(Extracted data entries)
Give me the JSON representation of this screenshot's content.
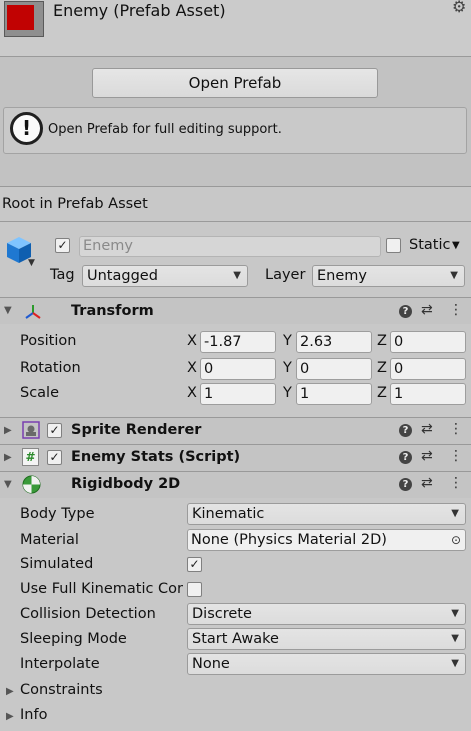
{
  "header": {
    "title": "Enemy (Prefab Asset)"
  },
  "open_prefab": {
    "button_label": "Open Prefab",
    "help_text": "Open Prefab for full editing support."
  },
  "root_label": "Root in Prefab Asset",
  "gameobject": {
    "active": true,
    "name": "Enemy",
    "static_label": "Static",
    "tag_label": "Tag",
    "tag_value": "Untagged",
    "layer_label": "Layer",
    "layer_value": "Enemy"
  },
  "transform": {
    "title": "Transform",
    "rows": [
      {
        "label": "Position",
        "x": "-1.87",
        "y": "2.63",
        "z": "0"
      },
      {
        "label": "Rotation",
        "x": "0",
        "y": "0",
        "z": "0"
      },
      {
        "label": "Scale",
        "x": "1",
        "y": "1",
        "z": "1"
      }
    ],
    "axes": [
      "X",
      "Y",
      "Z"
    ]
  },
  "sprite_renderer": {
    "title": "Sprite Renderer",
    "enabled": true
  },
  "enemy_stats": {
    "title": "Enemy Stats (Script)",
    "enabled": true
  },
  "rigidbody": {
    "title": "Rigidbody 2D",
    "body_type_label": "Body Type",
    "body_type_value": "Kinematic",
    "material_label": "Material",
    "material_value": "None (Physics Material 2D)",
    "simulated_label": "Simulated",
    "simulated": true,
    "full_kinematic_label": "Use Full Kinematic Cor",
    "full_kinematic": false,
    "collision_label": "Collision Detection",
    "collision_value": "Discrete",
    "sleeping_label": "Sleeping Mode",
    "sleeping_value": "Start Awake",
    "interpolate_label": "Interpolate",
    "interpolate_value": "None",
    "constraints_label": "Constraints",
    "info_label": "Info"
  },
  "colors": {
    "thumbnail": "#c10202",
    "panel": "#c8c8c8"
  },
  "icons": [
    "gear-icon",
    "info-icon",
    "cube-icon",
    "transform-icon",
    "sprite-renderer-icon",
    "script-icon",
    "rigidbody-icon",
    "help-icon",
    "preset-icon",
    "kebab-icon"
  ]
}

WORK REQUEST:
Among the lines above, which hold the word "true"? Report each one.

SOLUTION TO THE EXERCISE:
    "active": true,
    "enabled": true
    "enabled": true
    "simulated": true,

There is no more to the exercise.